Assigned task:
In the records that follow, find each line with "background" and pull it out.

Stored dataset items

━━━━━━━━━━━━━━━━━━━━

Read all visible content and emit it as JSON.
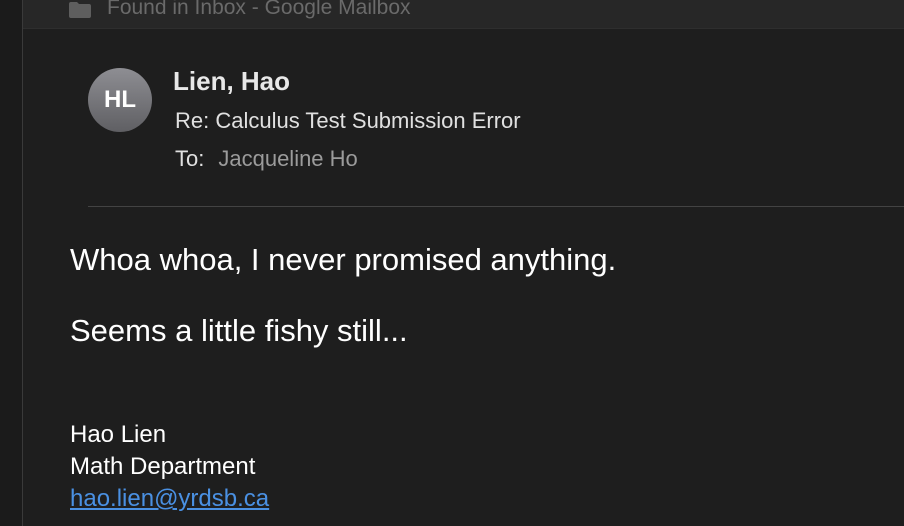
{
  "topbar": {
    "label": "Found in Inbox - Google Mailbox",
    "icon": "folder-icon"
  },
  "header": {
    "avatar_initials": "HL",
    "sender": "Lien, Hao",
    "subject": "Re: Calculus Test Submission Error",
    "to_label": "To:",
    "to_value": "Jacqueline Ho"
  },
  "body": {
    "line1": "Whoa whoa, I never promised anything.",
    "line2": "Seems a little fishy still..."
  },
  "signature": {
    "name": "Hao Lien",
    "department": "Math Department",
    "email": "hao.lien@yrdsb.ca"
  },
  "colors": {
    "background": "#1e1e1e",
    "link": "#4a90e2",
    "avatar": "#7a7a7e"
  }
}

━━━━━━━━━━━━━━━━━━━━

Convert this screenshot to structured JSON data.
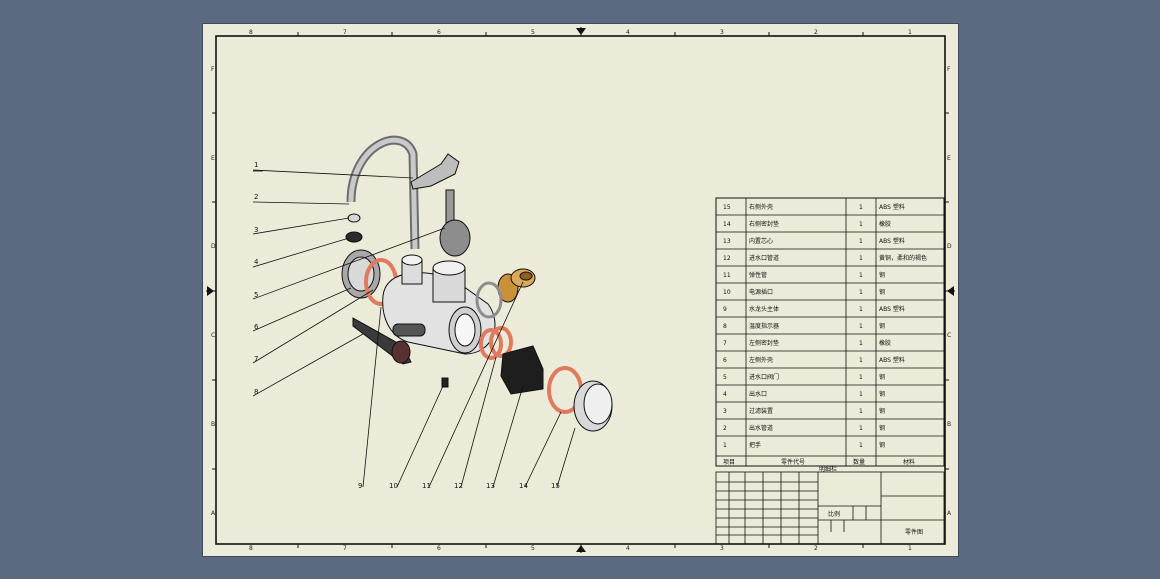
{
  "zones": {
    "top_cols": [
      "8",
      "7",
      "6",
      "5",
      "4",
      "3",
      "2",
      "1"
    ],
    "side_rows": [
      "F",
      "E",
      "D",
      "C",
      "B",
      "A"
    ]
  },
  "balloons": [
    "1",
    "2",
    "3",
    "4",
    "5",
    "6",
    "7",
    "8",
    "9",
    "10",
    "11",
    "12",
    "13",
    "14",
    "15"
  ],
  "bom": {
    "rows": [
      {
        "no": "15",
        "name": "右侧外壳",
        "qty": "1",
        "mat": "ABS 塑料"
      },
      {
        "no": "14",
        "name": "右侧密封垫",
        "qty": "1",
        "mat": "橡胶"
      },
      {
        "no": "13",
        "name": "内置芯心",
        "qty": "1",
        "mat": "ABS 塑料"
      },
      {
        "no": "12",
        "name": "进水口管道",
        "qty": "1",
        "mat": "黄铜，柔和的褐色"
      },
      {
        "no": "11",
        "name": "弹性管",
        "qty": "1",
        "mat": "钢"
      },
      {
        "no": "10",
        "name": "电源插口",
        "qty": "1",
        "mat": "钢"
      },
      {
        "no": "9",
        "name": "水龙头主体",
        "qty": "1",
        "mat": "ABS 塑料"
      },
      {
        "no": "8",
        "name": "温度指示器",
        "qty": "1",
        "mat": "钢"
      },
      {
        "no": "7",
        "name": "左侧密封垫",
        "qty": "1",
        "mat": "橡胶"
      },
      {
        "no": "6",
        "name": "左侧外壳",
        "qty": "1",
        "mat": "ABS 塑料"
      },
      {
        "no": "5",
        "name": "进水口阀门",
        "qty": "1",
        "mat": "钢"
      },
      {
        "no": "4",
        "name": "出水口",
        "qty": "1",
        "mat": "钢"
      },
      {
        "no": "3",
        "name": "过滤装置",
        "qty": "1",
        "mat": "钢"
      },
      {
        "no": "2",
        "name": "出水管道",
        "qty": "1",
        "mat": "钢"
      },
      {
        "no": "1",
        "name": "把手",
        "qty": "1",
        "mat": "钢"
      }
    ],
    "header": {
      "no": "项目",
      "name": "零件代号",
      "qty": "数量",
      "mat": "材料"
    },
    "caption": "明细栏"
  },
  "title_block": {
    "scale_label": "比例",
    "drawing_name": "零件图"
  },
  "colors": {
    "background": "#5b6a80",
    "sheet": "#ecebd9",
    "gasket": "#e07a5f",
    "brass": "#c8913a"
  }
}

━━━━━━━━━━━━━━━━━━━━

Task response:
    "background": "#1e1e1e",
    "background": "#5b6a80",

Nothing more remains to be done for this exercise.